Problem details =
Every line below should be copied out exactly.

Recorded data:
+--

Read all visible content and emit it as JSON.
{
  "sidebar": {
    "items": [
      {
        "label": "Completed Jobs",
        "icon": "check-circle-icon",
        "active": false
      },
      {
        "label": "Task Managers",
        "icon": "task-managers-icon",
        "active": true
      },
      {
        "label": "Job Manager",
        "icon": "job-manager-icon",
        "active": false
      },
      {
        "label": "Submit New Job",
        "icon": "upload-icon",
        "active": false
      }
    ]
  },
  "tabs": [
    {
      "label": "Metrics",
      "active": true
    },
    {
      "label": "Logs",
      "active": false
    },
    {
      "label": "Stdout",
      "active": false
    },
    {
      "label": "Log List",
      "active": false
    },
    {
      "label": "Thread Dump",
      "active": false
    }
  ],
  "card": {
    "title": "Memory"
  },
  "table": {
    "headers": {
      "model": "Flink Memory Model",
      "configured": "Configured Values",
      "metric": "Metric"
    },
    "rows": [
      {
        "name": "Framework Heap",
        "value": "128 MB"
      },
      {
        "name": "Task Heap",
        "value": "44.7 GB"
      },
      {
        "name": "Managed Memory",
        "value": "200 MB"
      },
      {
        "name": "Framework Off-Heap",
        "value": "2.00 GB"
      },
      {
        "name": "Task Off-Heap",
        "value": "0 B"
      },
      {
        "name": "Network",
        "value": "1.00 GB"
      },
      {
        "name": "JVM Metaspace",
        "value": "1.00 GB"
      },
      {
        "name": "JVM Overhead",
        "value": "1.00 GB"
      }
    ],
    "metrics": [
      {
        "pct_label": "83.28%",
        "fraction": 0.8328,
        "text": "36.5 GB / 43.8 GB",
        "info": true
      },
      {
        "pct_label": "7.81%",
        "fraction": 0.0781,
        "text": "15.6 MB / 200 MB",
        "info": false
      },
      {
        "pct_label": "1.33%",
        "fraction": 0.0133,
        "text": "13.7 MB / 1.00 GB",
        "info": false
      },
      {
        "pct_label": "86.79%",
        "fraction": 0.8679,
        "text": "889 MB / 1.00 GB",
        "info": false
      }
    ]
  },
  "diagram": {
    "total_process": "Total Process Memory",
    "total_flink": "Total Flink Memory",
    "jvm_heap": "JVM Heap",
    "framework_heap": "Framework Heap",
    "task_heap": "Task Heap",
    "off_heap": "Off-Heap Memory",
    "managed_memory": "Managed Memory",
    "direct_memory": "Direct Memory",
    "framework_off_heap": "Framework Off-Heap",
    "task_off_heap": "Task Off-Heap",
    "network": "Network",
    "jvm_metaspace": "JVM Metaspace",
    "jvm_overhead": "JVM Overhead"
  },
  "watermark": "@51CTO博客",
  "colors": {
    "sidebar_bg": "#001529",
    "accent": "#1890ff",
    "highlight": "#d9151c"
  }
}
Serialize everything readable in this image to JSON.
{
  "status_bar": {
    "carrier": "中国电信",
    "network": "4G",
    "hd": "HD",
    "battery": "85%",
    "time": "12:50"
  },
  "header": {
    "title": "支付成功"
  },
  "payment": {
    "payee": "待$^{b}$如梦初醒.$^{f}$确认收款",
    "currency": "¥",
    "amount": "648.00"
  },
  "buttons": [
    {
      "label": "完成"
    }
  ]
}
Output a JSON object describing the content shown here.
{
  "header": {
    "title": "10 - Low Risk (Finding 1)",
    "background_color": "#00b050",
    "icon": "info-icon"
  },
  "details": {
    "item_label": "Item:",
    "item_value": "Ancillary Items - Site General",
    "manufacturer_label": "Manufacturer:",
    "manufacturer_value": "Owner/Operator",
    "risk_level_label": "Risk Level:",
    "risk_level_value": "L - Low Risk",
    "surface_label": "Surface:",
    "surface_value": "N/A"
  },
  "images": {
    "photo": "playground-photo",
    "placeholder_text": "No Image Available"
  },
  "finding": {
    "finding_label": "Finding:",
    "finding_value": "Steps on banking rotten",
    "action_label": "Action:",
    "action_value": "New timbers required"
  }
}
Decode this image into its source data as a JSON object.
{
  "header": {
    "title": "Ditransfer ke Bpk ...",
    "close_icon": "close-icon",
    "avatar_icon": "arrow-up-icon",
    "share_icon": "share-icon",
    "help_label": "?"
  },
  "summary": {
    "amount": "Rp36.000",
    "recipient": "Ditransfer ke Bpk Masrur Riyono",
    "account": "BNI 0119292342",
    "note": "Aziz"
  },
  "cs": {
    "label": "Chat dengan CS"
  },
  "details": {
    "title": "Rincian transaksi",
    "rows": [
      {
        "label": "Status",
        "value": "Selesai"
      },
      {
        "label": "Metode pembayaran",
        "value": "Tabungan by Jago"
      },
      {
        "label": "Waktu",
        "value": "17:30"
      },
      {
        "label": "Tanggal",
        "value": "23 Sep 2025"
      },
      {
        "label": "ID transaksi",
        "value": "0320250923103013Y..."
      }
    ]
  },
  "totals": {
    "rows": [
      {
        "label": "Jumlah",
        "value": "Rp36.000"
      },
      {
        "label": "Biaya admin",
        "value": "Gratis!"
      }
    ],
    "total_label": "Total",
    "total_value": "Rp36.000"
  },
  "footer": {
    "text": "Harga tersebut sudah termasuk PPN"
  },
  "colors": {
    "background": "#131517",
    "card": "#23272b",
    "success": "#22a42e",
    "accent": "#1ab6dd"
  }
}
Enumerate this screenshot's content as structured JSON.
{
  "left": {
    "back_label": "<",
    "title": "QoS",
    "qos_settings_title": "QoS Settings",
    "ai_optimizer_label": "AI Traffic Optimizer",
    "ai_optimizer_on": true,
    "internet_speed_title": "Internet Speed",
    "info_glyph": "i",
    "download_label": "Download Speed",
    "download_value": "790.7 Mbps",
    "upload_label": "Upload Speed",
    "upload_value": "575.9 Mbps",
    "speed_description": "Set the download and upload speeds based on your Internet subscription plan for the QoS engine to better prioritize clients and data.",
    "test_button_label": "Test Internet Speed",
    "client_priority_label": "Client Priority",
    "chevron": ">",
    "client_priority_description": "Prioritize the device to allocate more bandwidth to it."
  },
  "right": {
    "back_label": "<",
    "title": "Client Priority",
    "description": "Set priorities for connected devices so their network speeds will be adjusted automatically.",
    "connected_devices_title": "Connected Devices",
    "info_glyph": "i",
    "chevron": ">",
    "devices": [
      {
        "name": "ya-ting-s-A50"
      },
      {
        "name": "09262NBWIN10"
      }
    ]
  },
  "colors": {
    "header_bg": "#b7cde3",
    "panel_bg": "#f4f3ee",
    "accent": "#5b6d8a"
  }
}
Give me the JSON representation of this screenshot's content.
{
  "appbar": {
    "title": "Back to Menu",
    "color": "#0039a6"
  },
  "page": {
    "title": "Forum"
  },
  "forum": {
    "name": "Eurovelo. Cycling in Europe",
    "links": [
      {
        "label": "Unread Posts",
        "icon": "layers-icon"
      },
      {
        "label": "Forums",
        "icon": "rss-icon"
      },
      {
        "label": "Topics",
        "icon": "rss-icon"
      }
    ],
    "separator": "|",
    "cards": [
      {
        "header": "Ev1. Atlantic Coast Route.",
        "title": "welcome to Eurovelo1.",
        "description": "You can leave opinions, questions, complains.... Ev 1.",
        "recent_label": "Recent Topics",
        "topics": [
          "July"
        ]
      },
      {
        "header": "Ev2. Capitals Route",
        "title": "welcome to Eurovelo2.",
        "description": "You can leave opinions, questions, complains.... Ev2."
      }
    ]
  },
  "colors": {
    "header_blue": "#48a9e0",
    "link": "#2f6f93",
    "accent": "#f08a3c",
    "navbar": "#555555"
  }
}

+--

Result below =
Read all visible content and emit it as JSON.
{
  "sidebar": {
    "items": [
      {
        "label": "Completed Jobs",
        "icon": "check-circle-icon",
        "active": false
      },
      {
        "label": "Task Managers",
        "icon": "task-managers-icon",
        "active": true
      },
      {
        "label": "Job Manager",
        "icon": "job-manager-icon",
        "active": false
      },
      {
        "label": "Submit New Job",
        "icon": "upload-icon",
        "active": false
      }
    ]
  },
  "tabs": [
    {
      "label": "Metrics",
      "active": true
    },
    {
      "label": "Logs",
      "active": false
    },
    {
      "label": "Stdout",
      "active": false
    },
    {
      "label": "Log List",
      "active": false
    },
    {
      "label": "Thread Dump",
      "active": false
    }
  ],
  "card": {
    "title": "Memory"
  },
  "table": {
    "headers": {
      "model": "Flink Memory Model",
      "configured": "Configured Values",
      "metric": "Metric"
    },
    "rows": [
      {
        "name": "Framework Heap",
        "value": "128 MB"
      },
      {
        "name": "Task Heap",
        "value": "44.7 GB"
      },
      {
        "name": "Managed Memory",
        "value": "200 MB"
      },
      {
        "name": "Framework Off-Heap",
        "value": "2.00 GB"
      },
      {
        "name": "Task Off-Heap",
        "value": "0 B"
      },
      {
        "name": "Network",
        "value": "1.00 GB"
      },
      {
        "name": "JVM Metaspace",
        "value": "1.00 GB"
      },
      {
        "name": "JVM Overhead",
        "value": "1.00 GB"
      }
    ],
    "metrics": [
      {
        "pct_label": "83.28%",
        "fraction": 0.8328,
        "text": "36.5 GB / 43.8 GB",
        "info": true
      },
      {
        "pct_label": "7.81%",
        "fraction": 0.0781,
        "text": "15.6 MB / 200 MB",
        "info": false
      },
      {
        "pct_label": "1.33%",
        "fraction": 0.0133,
        "text": "13.7 MB / 1.00 GB",
        "info": false
      },
      {
        "pct_label": "86.79%",
        "fraction": 0.8679,
        "text": "889 MB / 1.00 GB",
        "info": false
      }
    ]
  },
  "diagram": {
    "total_process": "Total Process Memory",
    "total_flink": "Total Flink Memory",
    "jvm_heap": "JVM Heap",
    "framework_heap": "Framework Heap",
    "task_heap": "Task Heap",
    "off_heap": "Off-Heap Memory",
    "managed_memory": "Managed Memory",
    "direct_memory": "Direct Memory",
    "framework_off_heap": "Framework Off-Heap",
    "task_off_heap": "Task Off-Heap",
    "network": "Network",
    "jvm_metaspace": "JVM Metaspace",
    "jvm_overhead": "JVM Overhead"
  },
  "watermark": "@51CTO博客",
  "colors": {
    "sidebar_bg": "#001529",
    "accent": "#1890ff",
    "highlight": "#d9151c"
  }
}
Serialize everything readable in this image to JSON.
{
  "status_bar": {
    "carrier": "中国电信",
    "network": "4G",
    "hd": "HD",
    "battery": "85%",
    "time": "12:50"
  },
  "header": {
    "title": "支付成功"
  },
  "payment": {
    "payee": "待$^{b}$如梦初醒.$^{f}$确认收款",
    "currency": "¥",
    "amount": "648.00"
  },
  "buttons": [
    {
      "label": "完成"
    }
  ]
}
Output a JSON object describing the content shown here.
{
  "header": {
    "title": "10 - Low Risk (Finding 1)",
    "background_color": "#00b050",
    "icon": "info-icon"
  },
  "details": {
    "item_label": "Item:",
    "item_value": "Ancillary Items - Site General",
    "manufacturer_label": "Manufacturer:",
    "manufacturer_value": "Owner/Operator",
    "risk_level_label": "Risk Level:",
    "risk_level_value": "L - Low Risk",
    "surface_label": "Surface:",
    "surface_value": "N/A"
  },
  "images": {
    "photo": "playground-photo",
    "placeholder_text": "No Image Available"
  },
  "finding": {
    "finding_label": "Finding:",
    "finding_value": "Steps on banking rotten",
    "action_label": "Action:",
    "action_value": "New timbers required"
  }
}
Decode this image into its source data as a JSON object.
{
  "header": {
    "title": "Ditransfer ke Bpk ...",
    "close_icon": "close-icon",
    "avatar_icon": "arrow-up-icon",
    "share_icon": "share-icon",
    "help_label": "?"
  },
  "summary": {
    "amount": "Rp36.000",
    "recipient": "Ditransfer ke Bpk Masrur Riyono",
    "account": "BNI 0119292342",
    "note": "Aziz"
  },
  "cs": {
    "label": "Chat dengan CS"
  },
  "details": {
    "title": "Rincian transaksi",
    "rows": [
      {
        "label": "Status",
        "value": "Selesai"
      },
      {
        "label": "Metode pembayaran",
        "value": "Tabungan by Jago"
      },
      {
        "label": "Waktu",
        "value": "17:30"
      },
      {
        "label": "Tanggal",
        "value": "23 Sep 2025"
      },
      {
        "label": "ID transaksi",
        "value": "0320250923103013Y..."
      }
    ]
  },
  "totals": {
    "rows": [
      {
        "label": "Jumlah",
        "value": "Rp36.000"
      },
      {
        "label": "Biaya admin",
        "value": "Gratis!"
      }
    ],
    "total_label": "Total",
    "total_value": "Rp36.000"
  },
  "footer": {
    "text": "Harga tersebut sudah termasuk PPN"
  },
  "colors": {
    "background": "#131517",
    "card": "#23272b",
    "success": "#22a42e",
    "accent": "#1ab6dd"
  }
}
Enumerate this screenshot's content as structured JSON.
{
  "left": {
    "back_label": "<",
    "title": "QoS",
    "qos_settings_title": "QoS Settings",
    "ai_optimizer_label": "AI Traffic Optimizer",
    "ai_optimizer_on": true,
    "internet_speed_title": "Internet Speed",
    "info_glyph": "i",
    "download_label": "Download Speed",
    "download_value": "790.7 Mbps",
    "upload_label": "Upload Speed",
    "upload_value": "575.9 Mbps",
    "speed_description": "Set the download and upload speeds based on your Internet subscription plan for the QoS engine to better prioritize clients and data.",
    "test_button_label": "Test Internet Speed",
    "client_priority_label": "Client Priority",
    "chevron": ">",
    "client_priority_description": "Prioritize the device to allocate more bandwidth to it."
  },
  "right": {
    "back_label": "<",
    "title": "Client Priority",
    "description": "Set priorities for connected devices so their network speeds will be adjusted automatically.",
    "connected_devices_title": "Connected Devices",
    "info_glyph": "i",
    "chevron": ">",
    "devices": [
      {
        "name": "ya-ting-s-A50"
      },
      {
        "name": "09262NBWIN10"
      }
    ]
  },
  "colors": {
    "header_bg": "#b7cde3",
    "panel_bg": "#f4f3ee",
    "accent": "#5b6d8a"
  }
}
Give me the JSON representation of this screenshot's content.
{
  "appbar": {
    "title": "Back to Menu",
    "color": "#0039a6"
  },
  "page": {
    "title": "Forum"
  },
  "forum": {
    "name": "Eurovelo. Cycling in Europe",
    "links": [
      {
        "label": "Unread Posts",
        "icon": "layers-icon"
      },
      {
        "label": "Forums",
        "icon": "rss-icon"
      },
      {
        "label": "Topics",
        "icon": "rss-icon"
      }
    ],
    "separator": "|",
    "cards": [
      {
        "header": "Ev1. Atlantic Coast Route.",
        "title": "welcome to Eurovelo1.",
        "description": "You can leave opinions, questions, complains.... Ev 1.",
        "recent_label": "Recent Topics",
        "topics": [
          "July"
        ]
      },
      {
        "header": "Ev2. Capitals Route",
        "title": "welcome to Eurovelo2.",
        "description": "You can leave opinions, questions, complains.... Ev2."
      }
    ]
  },
  "colors": {
    "header_blue": "#48a9e0",
    "link": "#2f6f93",
    "accent": "#f08a3c",
    "navbar": "#555555"
  }
}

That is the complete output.